ACTIVITY
Repeat the records word for word.

DATA FOR THIS TASK
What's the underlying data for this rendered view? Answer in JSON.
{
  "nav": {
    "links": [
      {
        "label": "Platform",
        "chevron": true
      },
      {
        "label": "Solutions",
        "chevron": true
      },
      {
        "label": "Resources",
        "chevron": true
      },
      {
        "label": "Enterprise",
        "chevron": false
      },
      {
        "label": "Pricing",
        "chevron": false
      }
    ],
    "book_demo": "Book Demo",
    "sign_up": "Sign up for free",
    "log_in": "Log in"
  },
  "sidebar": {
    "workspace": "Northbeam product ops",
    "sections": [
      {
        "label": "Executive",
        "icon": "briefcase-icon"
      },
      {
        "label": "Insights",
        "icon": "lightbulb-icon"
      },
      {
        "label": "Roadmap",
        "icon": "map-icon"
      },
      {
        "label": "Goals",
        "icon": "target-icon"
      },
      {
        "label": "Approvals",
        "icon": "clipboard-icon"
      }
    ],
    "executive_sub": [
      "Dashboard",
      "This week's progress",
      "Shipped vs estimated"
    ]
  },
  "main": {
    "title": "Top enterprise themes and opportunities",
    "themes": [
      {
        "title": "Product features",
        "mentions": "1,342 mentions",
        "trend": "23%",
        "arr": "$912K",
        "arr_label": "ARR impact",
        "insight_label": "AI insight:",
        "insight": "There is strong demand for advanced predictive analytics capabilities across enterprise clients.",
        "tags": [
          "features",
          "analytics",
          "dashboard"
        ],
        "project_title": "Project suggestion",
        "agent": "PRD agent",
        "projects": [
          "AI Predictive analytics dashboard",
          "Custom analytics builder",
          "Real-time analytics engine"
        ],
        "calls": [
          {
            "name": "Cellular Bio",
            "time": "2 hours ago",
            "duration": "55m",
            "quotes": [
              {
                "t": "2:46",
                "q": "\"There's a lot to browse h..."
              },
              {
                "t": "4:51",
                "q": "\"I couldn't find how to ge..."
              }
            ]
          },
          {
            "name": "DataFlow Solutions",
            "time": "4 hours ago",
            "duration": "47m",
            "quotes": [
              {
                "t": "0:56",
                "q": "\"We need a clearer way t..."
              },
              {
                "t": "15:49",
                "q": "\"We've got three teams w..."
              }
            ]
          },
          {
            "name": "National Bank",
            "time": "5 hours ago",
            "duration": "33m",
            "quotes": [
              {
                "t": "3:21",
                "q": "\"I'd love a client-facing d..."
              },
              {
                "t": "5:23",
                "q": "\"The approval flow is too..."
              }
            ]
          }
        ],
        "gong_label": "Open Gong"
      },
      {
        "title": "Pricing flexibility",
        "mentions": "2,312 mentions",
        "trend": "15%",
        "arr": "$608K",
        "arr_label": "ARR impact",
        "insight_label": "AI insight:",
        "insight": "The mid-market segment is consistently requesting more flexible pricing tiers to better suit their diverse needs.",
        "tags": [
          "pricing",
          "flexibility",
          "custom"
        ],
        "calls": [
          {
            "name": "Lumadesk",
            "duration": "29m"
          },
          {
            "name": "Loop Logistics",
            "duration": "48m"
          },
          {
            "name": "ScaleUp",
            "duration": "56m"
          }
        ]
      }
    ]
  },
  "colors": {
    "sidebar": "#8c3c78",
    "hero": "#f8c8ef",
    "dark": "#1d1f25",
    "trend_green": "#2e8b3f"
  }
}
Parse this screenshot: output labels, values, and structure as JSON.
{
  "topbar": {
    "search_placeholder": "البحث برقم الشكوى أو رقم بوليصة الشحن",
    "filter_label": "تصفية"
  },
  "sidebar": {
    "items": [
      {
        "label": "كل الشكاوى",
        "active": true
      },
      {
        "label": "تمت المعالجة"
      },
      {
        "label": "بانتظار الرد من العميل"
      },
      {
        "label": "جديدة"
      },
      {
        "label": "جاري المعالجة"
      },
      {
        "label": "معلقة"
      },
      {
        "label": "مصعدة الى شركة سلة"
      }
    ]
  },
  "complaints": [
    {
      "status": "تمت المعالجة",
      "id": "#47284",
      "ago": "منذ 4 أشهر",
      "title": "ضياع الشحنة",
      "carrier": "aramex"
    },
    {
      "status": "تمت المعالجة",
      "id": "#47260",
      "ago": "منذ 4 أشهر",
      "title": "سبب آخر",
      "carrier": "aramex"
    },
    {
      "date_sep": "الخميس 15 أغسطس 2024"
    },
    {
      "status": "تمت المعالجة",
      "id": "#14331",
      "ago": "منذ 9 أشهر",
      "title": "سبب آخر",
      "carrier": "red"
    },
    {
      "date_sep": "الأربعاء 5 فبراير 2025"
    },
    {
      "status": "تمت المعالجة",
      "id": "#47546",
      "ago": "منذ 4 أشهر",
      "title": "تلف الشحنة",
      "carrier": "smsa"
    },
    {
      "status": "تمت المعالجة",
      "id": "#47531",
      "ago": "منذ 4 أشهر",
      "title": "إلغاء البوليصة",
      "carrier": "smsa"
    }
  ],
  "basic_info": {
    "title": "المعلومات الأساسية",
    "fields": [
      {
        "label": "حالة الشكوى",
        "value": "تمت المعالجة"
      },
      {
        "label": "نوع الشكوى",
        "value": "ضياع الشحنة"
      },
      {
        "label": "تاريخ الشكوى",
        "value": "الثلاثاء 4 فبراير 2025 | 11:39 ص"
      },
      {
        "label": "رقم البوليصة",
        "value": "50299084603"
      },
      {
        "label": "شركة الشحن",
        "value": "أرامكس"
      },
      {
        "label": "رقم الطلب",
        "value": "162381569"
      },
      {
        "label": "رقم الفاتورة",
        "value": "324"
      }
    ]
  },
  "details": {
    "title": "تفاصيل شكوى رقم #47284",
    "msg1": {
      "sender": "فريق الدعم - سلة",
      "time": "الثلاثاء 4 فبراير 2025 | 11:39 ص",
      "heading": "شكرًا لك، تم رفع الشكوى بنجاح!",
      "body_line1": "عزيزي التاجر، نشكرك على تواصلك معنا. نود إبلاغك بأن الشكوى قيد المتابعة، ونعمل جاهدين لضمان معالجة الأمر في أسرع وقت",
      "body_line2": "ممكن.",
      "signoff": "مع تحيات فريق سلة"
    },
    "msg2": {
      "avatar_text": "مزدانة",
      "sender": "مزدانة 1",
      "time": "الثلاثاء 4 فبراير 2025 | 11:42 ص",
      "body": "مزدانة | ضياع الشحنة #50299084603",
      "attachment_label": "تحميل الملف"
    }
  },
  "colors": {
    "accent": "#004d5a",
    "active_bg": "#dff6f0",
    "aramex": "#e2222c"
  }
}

ANSWER TO THIS PROBLEM
What's the underlying data for this rendered view? Answer in JSON.
{
  "nav": {
    "links": [
      {
        "label": "Platform",
        "chevron": true
      },
      {
        "label": "Solutions",
        "chevron": true
      },
      {
        "label": "Resources",
        "chevron": true
      },
      {
        "label": "Enterprise",
        "chevron": false
      },
      {
        "label": "Pricing",
        "chevron": false
      }
    ],
    "book_demo": "Book Demo",
    "sign_up": "Sign up for free",
    "log_in": "Log in"
  },
  "sidebar": {
    "workspace": "Northbeam product ops",
    "sections": [
      {
        "label": "Executive",
        "icon": "briefcase-icon"
      },
      {
        "label": "Insights",
        "icon": "lightbulb-icon"
      },
      {
        "label": "Roadmap",
        "icon": "map-icon"
      },
      {
        "label": "Goals",
        "icon": "target-icon"
      },
      {
        "label": "Approvals",
        "icon": "clipboard-icon"
      }
    ],
    "executive_sub": [
      "Dashboard",
      "This week's progress",
      "Shipped vs estimated"
    ]
  },
  "main": {
    "title": "Top enterprise themes and opportunities",
    "themes": [
      {
        "title": "Product features",
        "mentions": "1,342 mentions",
        "trend": "23%",
        "arr": "$912K",
        "arr_label": "ARR impact",
        "insight_label": "AI insight:",
        "insight": "There is strong demand for advanced predictive analytics capabilities across enterprise clients.",
        "tags": [
          "features",
          "analytics",
          "dashboard"
        ],
        "project_title": "Project suggestion",
        "agent": "PRD agent",
        "projects": [
          "AI Predictive analytics dashboard",
          "Custom analytics builder",
          "Real-time analytics engine"
        ],
        "calls": [
          {
            "name": "Cellular Bio",
            "time": "2 hours ago",
            "duration": "55m",
            "quotes": [
              {
                "t": "2:46",
                "q": "\"There's a lot to browse h..."
              },
              {
                "t": "4:51",
                "q": "\"I couldn't find how to ge..."
              }
            ]
          },
          {
            "name": "DataFlow Solutions",
            "time": "4 hours ago",
            "duration": "47m",
            "quotes": [
              {
                "t": "0:56",
                "q": "\"We need a clearer way t..."
              },
              {
                "t": "15:49",
                "q": "\"We've got three teams w..."
              }
            ]
          },
          {
            "name": "National Bank",
            "time": "5 hours ago",
            "duration": "33m",
            "quotes": [
              {
                "t": "3:21",
                "q": "\"I'd love a client-facing d..."
              },
              {
                "t": "5:23",
                "q": "\"The approval flow is too..."
              }
            ]
          }
        ],
        "gong_label": "Open Gong"
      },
      {
        "title": "Pricing flexibility",
        "mentions": "2,312 mentions",
        "trend": "15%",
        "arr": "$608K",
        "arr_label": "ARR impact",
        "insight_label": "AI insight:",
        "insight": "The mid-market segment is consistently requesting more flexible pricing tiers to better suit their diverse needs.",
        "tags": [
          "pricing",
          "flexibility",
          "custom"
        ],
        "calls": [
          {
            "name": "Lumadesk",
            "duration": "29m"
          },
          {
            "name": "Loop Logistics",
            "duration": "48m"
          },
          {
            "name": "ScaleUp",
            "duration": "56m"
          }
        ]
      }
    ]
  },
  "colors": {
    "sidebar": "#8c3c78",
    "hero": "#f8c8ef",
    "dark": "#1d1f25",
    "trend_green": "#2e8b3f"
  }
}
Parse this screenshot: output labels, values, and structure as JSON.
{
  "topbar": {
    "search_placeholder": "البحث برقم الشكوى أو رقم بوليصة الشحن",
    "filter_label": "تصفية"
  },
  "sidebar": {
    "items": [
      {
        "label": "كل الشكاوى",
        "active": true
      },
      {
        "label": "تمت المعالجة"
      },
      {
        "label": "بانتظار الرد من العميل"
      },
      {
        "label": "جديدة"
      },
      {
        "label": "جاري المعالجة"
      },
      {
        "label": "معلقة"
      },
      {
        "label": "مصعدة الى شركة سلة"
      }
    ]
  },
  "complaints": [
    {
      "status": "تمت المعالجة",
      "id": "#47284",
      "ago": "منذ 4 أشهر",
      "title": "ضياع الشحنة",
      "carrier": "aramex"
    },
    {
      "status": "تمت المعالجة",
      "id": "#47260",
      "ago": "منذ 4 أشهر",
      "title": "سبب آخر",
      "carrier": "aramex"
    },
    {
      "date_sep": "الخميس 15 أغسطس 2024"
    },
    {
      "status": "تمت المعالجة",
      "id": "#14331",
      "ago": "منذ 9 أشهر",
      "title": "سبب آخر",
      "carrier": "red"
    },
    {
      "date_sep": "الأربعاء 5 فبراير 2025"
    },
    {
      "status": "تمت المعالجة",
      "id": "#47546",
      "ago": "منذ 4 أشهر",
      "title": "تلف الشحنة",
      "carrier": "smsa"
    },
    {
      "status": "تمت المعالجة",
      "id": "#47531",
      "ago": "منذ 4 أشهر",
      "title": "إلغاء البوليصة",
      "carrier": "smsa"
    }
  ],
  "basic_info": {
    "title": "المعلومات الأساسية",
    "fields": [
      {
        "label": "حالة الشكوى",
        "value": "تمت المعالجة"
      },
      {
        "label": "نوع الشكوى",
        "value": "ضياع الشحنة"
      },
      {
        "label": "تاريخ الشكوى",
        "value": "الثلاثاء 4 فبراير 2025 | 11:39 ص"
      },
      {
        "label": "رقم البوليصة",
        "value": "50299084603"
      },
      {
        "label": "شركة الشحن",
        "value": "أرامكس"
      },
      {
        "label": "رقم الطلب",
        "value": "162381569"
      },
      {
        "label": "رقم الفاتورة",
        "value": "324"
      }
    ]
  },
  "details": {
    "title": "تفاصيل شكوى رقم #47284",
    "msg1": {
      "sender": "فريق الدعم - سلة",
      "time": "الثلاثاء 4 فبراير 2025 | 11:39 ص",
      "heading": "شكرًا لك، تم رفع الشكوى بنجاح!",
      "body_line1": "عزيزي التاجر، نشكرك على تواصلك معنا. نود إبلاغك بأن الشكوى قيد المتابعة، ونعمل جاهدين لضمان معالجة الأمر في أسرع وقت",
      "body_line2": "ممكن.",
      "signoff": "مع تحيات فريق سلة"
    },
    "msg2": {
      "avatar_text": "مزدانة",
      "sender": "مزدانة 1",
      "time": "الثلاثاء 4 فبراير 2025 | 11:42 ص",
      "body": "مزدانة | ضياع الشحنة #50299084603",
      "attachment_label": "تحميل الملف"
    }
  },
  "colors": {
    "accent": "#004d5a",
    "active_bg": "#dff6f0",
    "aramex": "#e2222c"
  }
}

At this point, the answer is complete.